Treaty 6 Grand Chief Wilton (Willie) Littlechild can add another milestone to his long list of accomplishments.
Last week Littlechild was announced as one of the 2018 members of Canada’s Sports Hall of Fame.
His life in sports started at an early age when he lived with his grandparents. He was educated with a strong cultural knowledge but was also given formal education through residential schools from 1951 to 1964.
The Canadian Sports Hall of Fame announcement pointed out that he has been heavily involved in sports for years. “A pioneering role model, organizer and advocate for Indigenous sport in Canada, Wilton Littlechild has worked tirelessly over five decades to create new opportunities for Indigenous athletes.”
Sports has always been a part of his life. “As an athlete and as a builder,” said Littlechild.
The sports environment has always been a positive experience and Littlechild feels it’s something that every kid should be able to experience, something he advocates for Indigenous youths. Along with hockey and baseball, Littlechild was a big swimmer. “After I broke my leg really bad, as part of my therapy I did swimming.”
The Grand Chief took his love of sports and earned a bachelors and masters in physical education and used that to coach kids in swimming and hockey.
During the time he was dealing with his broken leg, Littlechild was invited to a special management school for hockey. It was here the seeds of his career as a lawyer were planted.
All but two of those invited to this management school were lawyers, said Littlechild, who decided to make the step into that profession while his leg healed. It was a six year healing process.
Sports and law have taken Littlchild all over the world. “It’s been a really amazing blessing for me.”

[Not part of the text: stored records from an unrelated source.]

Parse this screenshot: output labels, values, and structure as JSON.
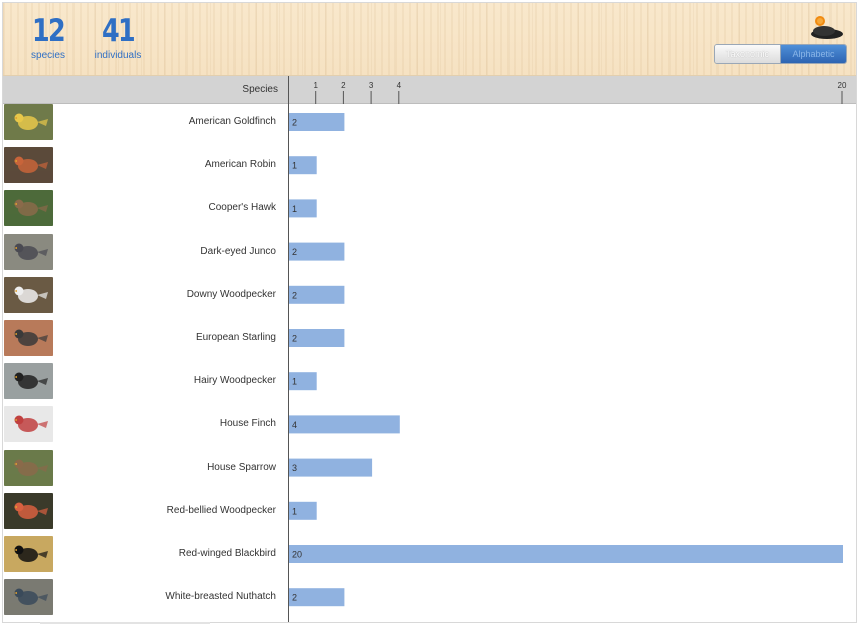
{
  "stats": {
    "species_count": "12",
    "species_label": "species",
    "individuals_count": "41",
    "individuals_label": "individuals"
  },
  "toggle": {
    "taxonomic_label": "Taxonomic",
    "alphabetic_label": "Alphabetic",
    "selected": "Alphabetic"
  },
  "colors": {
    "accent": "#2f6fc4",
    "bar": "#90b2e0",
    "header_bar": "#d3d3d3"
  },
  "chart_data": {
    "type": "bar",
    "orientation": "horizontal",
    "category_header": "Species",
    "tick_values": [
      1,
      2,
      3,
      4,
      20
    ],
    "xlim": [
      0,
      20
    ],
    "categories": [
      "American Goldfinch",
      "American Robin",
      "Cooper's Hawk",
      "Dark-eyed Junco",
      "Downy Woodpecker",
      "European Starling",
      "Hairy Woodpecker",
      "House Finch",
      "House Sparrow",
      "Red-bellied Woodpecker",
      "Red-winged Blackbird",
      "White-breasted Nuthatch"
    ],
    "values": [
      2,
      1,
      1,
      2,
      2,
      2,
      1,
      4,
      3,
      1,
      20,
      2
    ],
    "thumbnails": [
      "american-goldfinch-photo",
      "american-robin-photo",
      "coopers-hawk-photo",
      "dark-eyed-junco-photo",
      "downy-woodpecker-photo",
      "european-starling-photo",
      "hairy-woodpecker-photo",
      "house-finch-photo",
      "house-sparrow-photo",
      "red-bellied-woodpecker-photo",
      "red-winged-blackbird-photo",
      "white-breasted-nuthatch-photo"
    ],
    "thumb_colors": [
      [
        "#6f7a4a",
        "#e8c84a"
      ],
      [
        "#5b4a3a",
        "#c8643a"
      ],
      [
        "#4d6a3a",
        "#8a6a4a"
      ],
      [
        "#8a8a80",
        "#4a4a52"
      ],
      [
        "#6a5a44",
        "#eeeeee"
      ],
      [
        "#b87a5a",
        "#3a3a3a"
      ],
      [
        "#9aa0a0",
        "#222222"
      ],
      [
        "#e8e8e8",
        "#c04040"
      ],
      [
        "#6a7a4a",
        "#8a6a4a"
      ],
      [
        "#3a3a2a",
        "#d86040"
      ],
      [
        "#c8a860",
        "#111111"
      ],
      [
        "#7a7a72",
        "#3a4a5a"
      ]
    ]
  }
}
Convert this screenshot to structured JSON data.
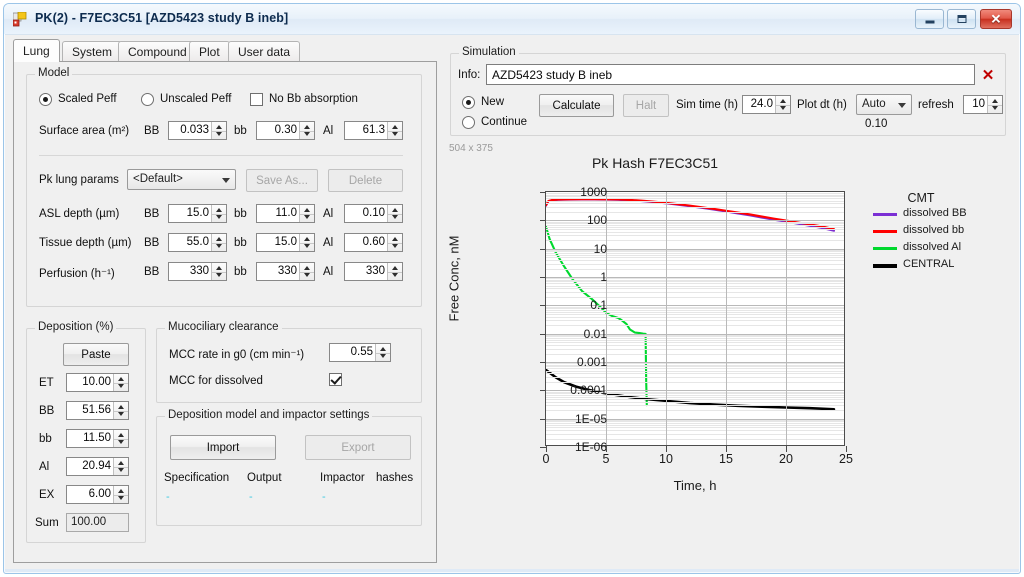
{
  "window": {
    "title": "PK(2) - F7EC3C51 [AZD5423 study B ineb]",
    "icon": "app-icon",
    "minimize_label": "",
    "maximize_label": "",
    "close_label": "✕"
  },
  "tabs": [
    {
      "label": "Lung",
      "active": true
    },
    {
      "label": "System",
      "active": false
    },
    {
      "label": "Compound",
      "active": false
    },
    {
      "label": "Plot",
      "active": false
    },
    {
      "label": "User data",
      "active": false
    }
  ],
  "model": {
    "group_label": "Model",
    "scaled_peff": "Scaled Peff",
    "unscaled_peff": "Unscaled Peff",
    "no_bb_absorption": "No Bb absorption",
    "surface_area_label": "Surface area (m²)",
    "bb_label": "BB",
    "bb_small_label": "bb",
    "al_label": "Al",
    "surface_area": {
      "BB": "0.033",
      "bb": "0.30",
      "Al": "61.3"
    },
    "pk_lung_params_label": "Pk lung params",
    "pk_lung_params_value": "<Default>",
    "save_as_label": "Save As...",
    "delete_label": "Delete",
    "asl_depth_label": "ASL depth (µm)",
    "asl_depth": {
      "BB": "15.0",
      "bb": "11.0",
      "Al": "0.10"
    },
    "tissue_depth_label": "Tissue depth (µm)",
    "tissue_depth": {
      "BB": "55.0",
      "bb": "15.0",
      "Al": "0.60"
    },
    "perfusion_label": "Perfusion (h⁻¹)",
    "perfusion": {
      "BB": "330",
      "bb": "330",
      "Al": "330"
    }
  },
  "deposition": {
    "group_label": "Deposition (%)",
    "paste_label": "Paste",
    "rows": [
      {
        "label": "ET",
        "value": "10.00"
      },
      {
        "label": "BB",
        "value": "51.56"
      },
      {
        "label": "bb",
        "value": "11.50"
      },
      {
        "label": "Al",
        "value": "20.94"
      },
      {
        "label": "EX",
        "value": "6.00"
      }
    ],
    "sum_label": "Sum",
    "sum_value": "100.00"
  },
  "mucociliary": {
    "group_label": "Mucociliary clearance",
    "mcc_rate_label": "MCC rate in g0 (cm min⁻¹)",
    "mcc_rate_value": "0.55",
    "mcc_dissolved_label": "MCC for dissolved",
    "mcc_dissolved_checked": true
  },
  "impactor": {
    "group_label": "Deposition model and impactor settings",
    "import_label": "Import",
    "export_label": "Export",
    "col_specification": "Specification",
    "col_output": "Output",
    "col_impactor": "Impactor",
    "col_hashes": "hashes",
    "link_specification": "-",
    "link_output": "-",
    "link_impactor": "-"
  },
  "simulation": {
    "group_label": "Simulation",
    "info_label": "Info:",
    "info_value": "AZD5423 study B ineb",
    "clear_label": "✕",
    "new_label": "New",
    "continue_label": "Continue",
    "calculate_label": "Calculate",
    "halt_label": "Halt",
    "sim_time_label": "Sim time (h)",
    "sim_time_value": "24.0",
    "plot_dt_label": "Plot dt (h)",
    "plot_dt_value": "Auto",
    "plot_dt_actual": "0.10",
    "refresh_label": "refresh",
    "refresh_value": "10"
  },
  "chart_panel": {
    "size_label": "504 x 375"
  },
  "chart_data": {
    "type": "line",
    "title": "Pk Hash F7EC3C51",
    "xlabel": "Time, h",
    "ylabel": "Free Conc, nM",
    "xlim": [
      0,
      25
    ],
    "xticks": [
      0,
      5,
      10,
      15,
      20,
      25
    ],
    "yscale": "log",
    "ylim": [
      1e-06,
      1000
    ],
    "yticks": [
      1000,
      100,
      10,
      1,
      0.1,
      0.01,
      0.001,
      0.0001,
      1e-05,
      1e-06
    ],
    "ytick_labels": [
      "1000",
      "100",
      "10",
      "1",
      "0.1",
      "0.01",
      "0.001",
      "0.0001",
      "1E-05",
      "1E-06"
    ],
    "grid": true,
    "legend_position": "right",
    "legend_title": "CMT",
    "series": [
      {
        "name": "dissolved BB",
        "color": "#7B2FD4",
        "x": [
          0,
          0.2,
          0.5,
          1,
          2,
          3,
          4,
          5,
          6,
          7,
          8,
          9,
          10,
          11,
          12,
          13,
          14,
          15,
          16,
          17,
          18,
          19,
          20,
          21,
          22,
          23,
          24
        ],
        "y": [
          330,
          470,
          510,
          530,
          540,
          545,
          545,
          540,
          530,
          510,
          480,
          440,
          400,
          355,
          315,
          275,
          240,
          205,
          175,
          150,
          125,
          105,
          90,
          76,
          64,
          54,
          43
        ]
      },
      {
        "name": "dissolved bb",
        "color": "#FF0000",
        "x": [
          0,
          0.2,
          0.5,
          1,
          2,
          3,
          4,
          5,
          6,
          7,
          8,
          9,
          10,
          11,
          12,
          13,
          14,
          15,
          16,
          17,
          18,
          19,
          20,
          21,
          22,
          23,
          24
        ],
        "y": [
          340,
          480,
          520,
          540,
          552,
          556,
          556,
          552,
          543,
          525,
          495,
          455,
          415,
          370,
          330,
          290,
          253,
          218,
          188,
          161,
          136,
          115,
          98,
          84,
          72,
          61,
          49
        ]
      },
      {
        "name": "dissolved Al",
        "color": "#00D82E",
        "x": [
          0,
          0.3,
          0.8,
          1.5,
          2.2,
          3.0,
          3.8,
          4.5,
          5.0,
          5.5,
          6.0,
          6.3,
          6.7,
          7.0,
          7.4,
          7.8,
          8.1,
          8.3,
          8.35,
          8.4
        ],
        "y": [
          60,
          22,
          7.5,
          2.4,
          0.85,
          0.32,
          0.17,
          0.09,
          0.055,
          0.042,
          0.036,
          0.03,
          0.022,
          0.014,
          0.011,
          0.0105,
          0.01,
          0.0098,
          0.0002,
          3e-05
        ]
      },
      {
        "name": "CENTRAL",
        "color": "#000000",
        "x": [
          0,
          0.3,
          0.8,
          1.5,
          2.5,
          3.5,
          4.5,
          5.5,
          7,
          8.5,
          10,
          12,
          14,
          16,
          18,
          20,
          22,
          24
        ],
        "y": [
          0.00052,
          0.00042,
          0.00029,
          0.000195,
          0.000135,
          0.000105,
          8.5e-05,
          7.2e-05,
          5.75e-05,
          4.85e-05,
          4.25e-05,
          3.55e-05,
          3.15e-05,
          2.85e-05,
          2.65e-05,
          2.48e-05,
          2.35e-05,
          2.15e-05
        ]
      }
    ]
  }
}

This central Alberta area has been his home, except for one year he spent time in the West Indies. Throughout that time the idea of a sporting event to celebrate a real indigenous games competition with communities around the world was taking shape.
Littlechild was in Sweden about 38 years ago where he spoke on the goal of starting up the World Indigenous Games. That idea would take Littlechild and other organizers through some growing pains, he explained, as the infrastructure and organization for these games were not quite ready.
To get things rolling, Littlechild helped create the North American Indigenous Games in 1990. This was all intended to motivate youths and to give them a love of sports.
Then the first edition of the World Indigenous Games was held in Brazil in 2015 with the second being right here in Alberta at Maskwacis, Enoch and Alexis Nations in 2017.
For Littlechild, seeing these nations working together last year as host brought a feeling of gratitude.
“It was really a gratifying moment for me,” he said.
In Brazil the Indigenous athletes were housed in traditional huts, said Littlechild, and in Alberta they were housed in teepees. It was a special time of openness and of welcoming.
Littlechild was also honoured to run the torch and represent Canada and First Nations at the Pyeongchang 2018 Olympic Games. Littlechild was also gifted the torch.
What’s next for Littlechild? Working on bringing the Olympics to Calgary in 2026. “I sat on the committee to look at the feasibility.”
The advisory panel that Littlechild sat on looked at if Calgary could host the games and be ready for the big event. That panel felt it was indeed feasible and the City of Calgary passed a motion to continue looking into hosting.
But for Littlechild the real passion comes in bringing a high level of Indigenous participation to the games. Something he is excited to be working on.
As for his own sports, despite breaking a hip recently, he’s been competing in the senior games and winning medals at the same time.